Nicholas Silveira

In 1984, five years before I was born at Beth Israel Hospital, the Commonwealth of Massachusetts passed regulations prohibiting happy hour. In 1984 a lot was different. The most successful film was Beverly Hills Cop. Michael Jordan was a rookie with the Bulls and the drinking age in Massachusetts was 20. The ban came in response to some tragic high profile accidents. Public opinion is most vulnerable after tragic times, but unfortunately, the excess of empathy during these times can lead to a lack of sanity. I would postulate that the most exact solutions to a society’s problems are to be found if you get rid of the dust in these moments.

To prevent alcohol-related deaths we need to consider a number of factors.
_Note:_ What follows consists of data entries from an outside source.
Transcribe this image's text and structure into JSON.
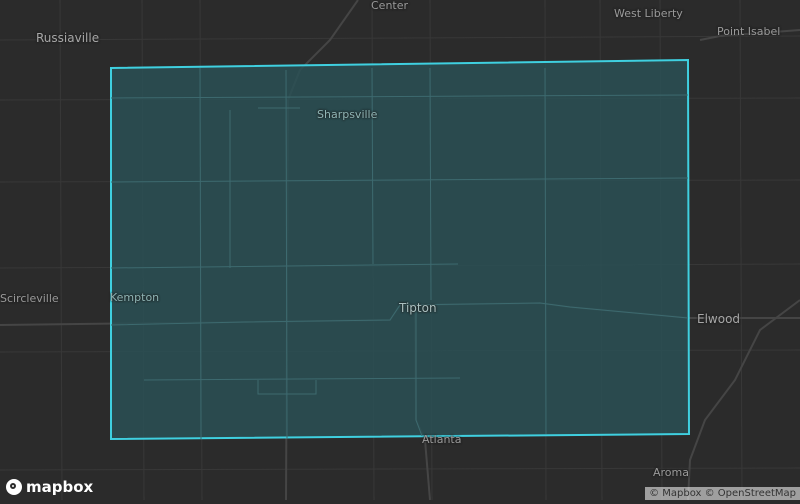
{
  "map": {
    "places": [
      {
        "id": "russiaville",
        "label": "Russiaville"
      },
      {
        "id": "center",
        "label": "Center"
      },
      {
        "id": "west-liberty",
        "label": "West Liberty"
      },
      {
        "id": "point-isabel",
        "label": "Point Isabel"
      },
      {
        "id": "sharpsville",
        "label": "Sharpsville"
      },
      {
        "id": "kempton",
        "label": "Kempton"
      },
      {
        "id": "scircleville",
        "label": "Scircleville"
      },
      {
        "id": "tipton",
        "label": "Tipton"
      },
      {
        "id": "elwood",
        "label": "Elwood"
      },
      {
        "id": "atlanta",
        "label": "Atlanta"
      },
      {
        "id": "aroma",
        "label": "Aroma"
      }
    ],
    "highlight": {
      "fill": "#2a5055",
      "stroke": "#3fd0e0"
    },
    "background_color": "#2b2b2b",
    "road_color": "#3a3a3a"
  },
  "logo": {
    "label": "mapbox",
    "icon": "mapbox-logo-icon"
  },
  "attribution": {
    "text": "© Mapbox © OpenStreetMap"
  }
}
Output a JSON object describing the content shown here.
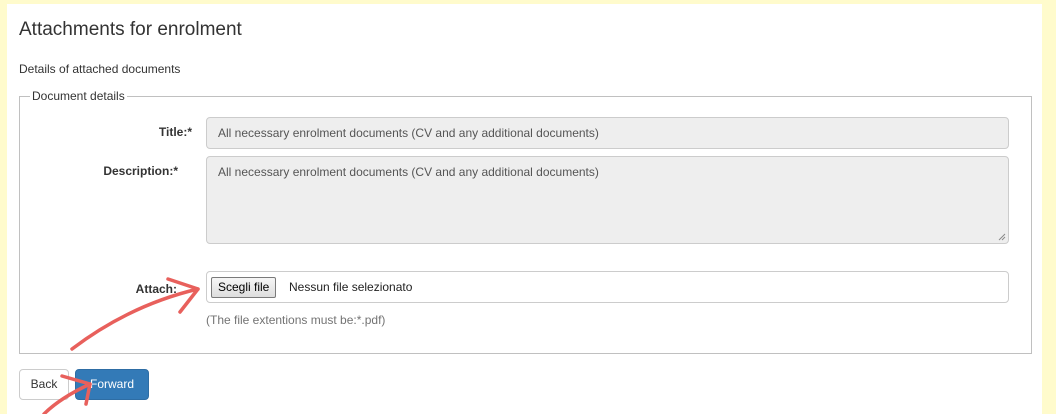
{
  "page": {
    "title": "Attachments for enrolment",
    "subtitle": "Details of attached documents"
  },
  "fieldset": {
    "legend": "Document details",
    "title_label": "Title:*",
    "title_value": "All necessary enrolment documents (CV and any additional documents)",
    "description_label": "Description:*",
    "description_value": "All necessary enrolment documents (CV and any additional documents)",
    "attach_label": "Attach:",
    "file_button_label": "Scegli file",
    "file_status": "Nessun file selezionato",
    "help_text": "(The file extentions must be:*.pdf)"
  },
  "actions": {
    "back_label": "Back",
    "forward_label": "Forward"
  },
  "colors": {
    "primary": "#337ab7",
    "frame": "#fffbcc",
    "annotation_arrow": "#e8605c"
  },
  "annotations": [
    "arrow-to-attach",
    "arrow-to-forward"
  ]
}
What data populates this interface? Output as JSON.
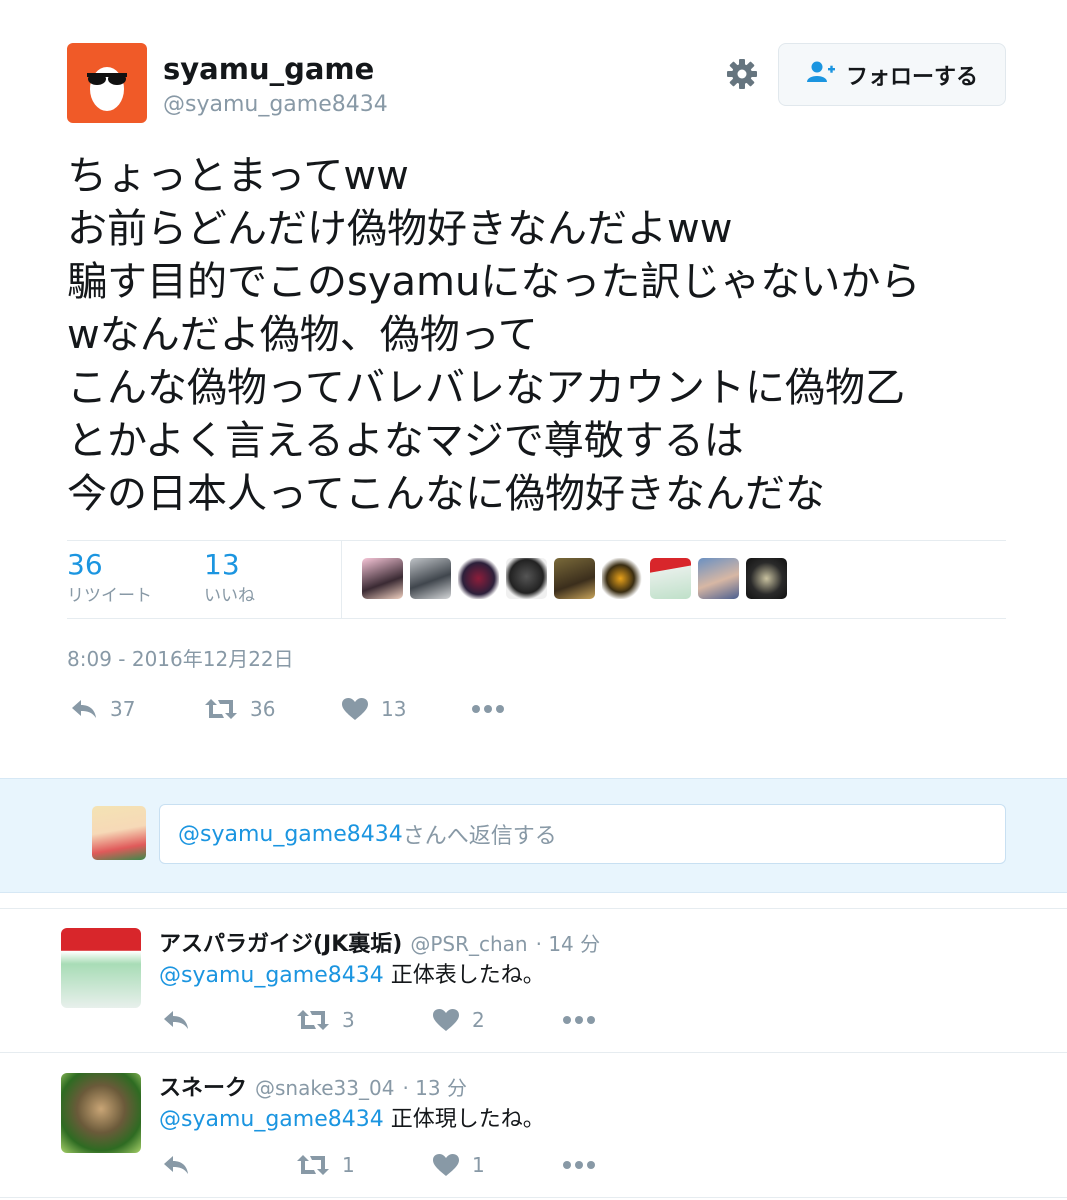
{
  "tweet": {
    "display_name": "syamu_game",
    "handle": "@syamu_game8434",
    "follow_label": "フォローする",
    "lines": [
      "ちょっとまってww",
      "お前らどんだけ偽物好きなんだよww",
      "騙す目的でこのsyamuになった訳じゃないから",
      "wなんだよ偽物、偽物って",
      "こんな偽物ってバレバレなアカウントに偽物乙",
      "とかよく言えるよなマジで尊敬するは",
      "今の日本人ってこんなに偽物好きなんだな"
    ],
    "retweets": {
      "count": "36",
      "label": "リツイート"
    },
    "likes": {
      "count": "13",
      "label": "いいね"
    },
    "timestamp": "8:09 - 2016年12月22日",
    "actions": {
      "reply": "37",
      "retweet": "36",
      "like": "13"
    }
  },
  "reply_box": {
    "mention": "@syamu_game8434",
    "suffix": "さんへ返信する"
  },
  "replies": [
    {
      "name": "アスパラガイジ(JK裏垢)",
      "handle": "@PSR_chan",
      "time": "· 14 分",
      "mention": "@syamu_game8434",
      "text": " 正体表したね。",
      "retweets": "3",
      "likes": "2"
    },
    {
      "name": "スネーク",
      "handle": "@snake33_04",
      "time": "· 13 分",
      "mention": "@syamu_game8434",
      "text": " 正体現したね。",
      "retweets": "1",
      "likes": "1"
    }
  ],
  "colors": {
    "accent": "#1b95e0",
    "muted": "#8899a6",
    "avatar_bg": "#f05a28",
    "reply_bg": "#e8f5fd"
  },
  "icons": [
    "sunglasses-egg-avatar",
    "gear-icon",
    "add-user-icon",
    "reply-icon",
    "retweet-icon",
    "heart-icon",
    "more-icon"
  ]
}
Since the ban came into force, access to alternative modes of transport – namely the expansion of the MBTA and the advent of ridesharing services – has been in stark contrast to the 1980s. Public opinion about drunk driving has changed dramatically, and the state is cracking down on the practice through laws like the Melanie’s Law of 2005.

There is also little evidence that the happy hour ban had a major impact on saving lives. In 1984 there were 411 alcohol-related road deaths in Massachusetts. For the next four years, the annual death rate ranged from 377 to 408. The death toll did not drop below 200 until 1995. Trends in Massachusetts mirror those of the country, which saw a sharp decline in death rates in the early 1990s.

My name is Nick Silveira. I am a 31 year old resident of Dorchester and I recently tabled a poll with the Attorney General to restore happy hour to Massachusetts. Lifting the ban would give a bar industry paralyzed by the pandemic a necessary shot in the arm and help renew the sense of community and social freedom among us all. But even putting these benefits aside, it is perfectly clear that the well-intentioned ban was misguided, and if the underlying goal is to curb drinking under the influence, efforts will be much more focused on others.

NO

David H. Jernigan

Professor of Health Law, Policy and Management at the Boston University School of Public Health; has been working on alcohol policy issues for 35 years.

David H. JerniganJackie Ricciardi / Boston University Photography

Massachusetts should be a safe and healthy place for everyone; A return to dangerous beverage promotions like “Happy Hours” would lead us in the opposite direction.

Alcohol consumption is tightly regulated as it causes around 100,000 deaths a year nationwide. A maximum of 10 percent of these deaths can be attributed to drunk driving, as alcohol consumption also affects homicides, suicides, poisoning, sexual assault, sexually transmitted diseases, poor pregnancy outcomes, and chronic diseases such as heart disease, liver disease, and cancer. Alcohol problems cost Massachusetts $ 5.1 billion in 2010, the most recent year for which it is estimated.

I served on the 2018 National Academies of Science, Engineering and Medicine panel of experts examining the country’s sluggish progress in preventing drunk-driving deaths. Our report found that 10,000 people still die of drunk driving each year and that alcohol price campaigns are linked to increased overconsumption, especially among young drinkers.

Uber and Lyft make no difference in reducing drunk driving: A 2020 study found that the introduction of Uber increased binge drinking in U.S. cities by 3.7 percent, while the effects on drinking and driving were statistically insignificant was. Another 2020 study tested the association between the availability of Uber and alcohol-related road deaths in 100 U.S. cities and found no association either.

Massachusetts is in the top 10 states for binge drinking: Almost one in five adults reported being a binge drinker in 2019, based on my analysis of federal data. Despite the effects of the pandemic, our state had more than 350,000 students at public colleges and universities in the period 2020-2021. College students consume even more alcohol in response to price promotions. A 2009 study found that all-you-can-drink promotions were significantly linked to guest poisoning. (cq) A 2014 study found that many young adults, including women and under the age of 21, drink more in response to happy hour specials.

These changes in their alcohol consumption were about twice as likely to drive them drunk or get into an argument. College students – or anyone – getting into a brawl or car while drunk is everyone at risk.

Bars and restaurants need help coming back from the pandemic, but that help shouldn’t come at the expense of the health and safety of everyone else in Massachusetts.

As Globe correspondent John Laidler put it. To suggest a topic, please contact layler@globe.com.

This is not a scientific survey. Please vote only once.